Excerpts from an interface dataset
● ● ● ● ● ● ●

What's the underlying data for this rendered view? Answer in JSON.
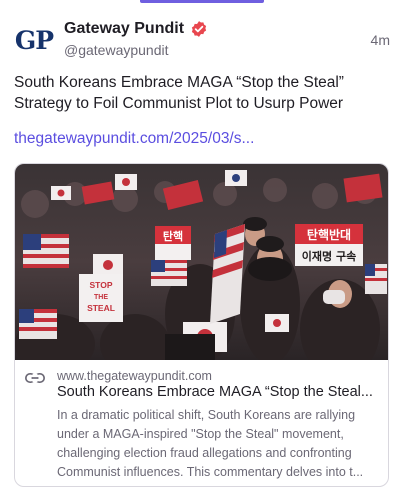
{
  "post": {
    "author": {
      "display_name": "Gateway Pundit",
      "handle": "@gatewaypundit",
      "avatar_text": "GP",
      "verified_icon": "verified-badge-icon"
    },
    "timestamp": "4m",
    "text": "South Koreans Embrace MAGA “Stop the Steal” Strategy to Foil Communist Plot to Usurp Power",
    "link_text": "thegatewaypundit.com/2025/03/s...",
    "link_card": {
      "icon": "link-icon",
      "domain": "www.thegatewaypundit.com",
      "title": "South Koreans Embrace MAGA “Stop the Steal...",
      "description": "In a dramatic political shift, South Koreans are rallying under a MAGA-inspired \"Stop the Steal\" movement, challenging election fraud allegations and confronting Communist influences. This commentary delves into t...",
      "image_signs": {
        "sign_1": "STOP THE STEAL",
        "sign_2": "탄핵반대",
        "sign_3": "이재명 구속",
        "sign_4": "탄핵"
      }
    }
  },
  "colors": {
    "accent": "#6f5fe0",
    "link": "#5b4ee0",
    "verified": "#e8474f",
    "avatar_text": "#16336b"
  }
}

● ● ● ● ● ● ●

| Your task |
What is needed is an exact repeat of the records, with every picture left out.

| Task output |
What's the underlying data for this rendered view? Answer in JSON.
{
  "post": {
    "author": {
      "display_name": "Gateway Pundit",
      "handle": "@gatewaypundit",
      "avatar_text": "GP",
      "verified_icon": "verified-badge-icon"
    },
    "timestamp": "4m",
    "text": "South Koreans Embrace MAGA “Stop the Steal” Strategy to Foil Communist Plot to Usurp Power",
    "link_text": "thegatewaypundit.com/2025/03/s...",
    "link_card": {
      "icon": "link-icon",
      "domain": "www.thegatewaypundit.com",
      "title": "South Koreans Embrace MAGA “Stop the Steal...",
      "description": "In a dramatic political shift, South Koreans are rallying under a MAGA-inspired \"Stop the Steal\" movement, challenging election fraud allegations and confronting Communist influences. This commentary delves into t...",
      "image_signs": {
        "sign_1": "STOP THE STEAL",
        "sign_2": "탄핵반대",
        "sign_3": "이재명 구속",
        "sign_4": "탄핵"
      }
    }
  },
  "colors": {
    "accent": "#6f5fe0",
    "link": "#5b4ee0",
    "verified": "#e8474f",
    "avatar_text": "#16336b"
  }
}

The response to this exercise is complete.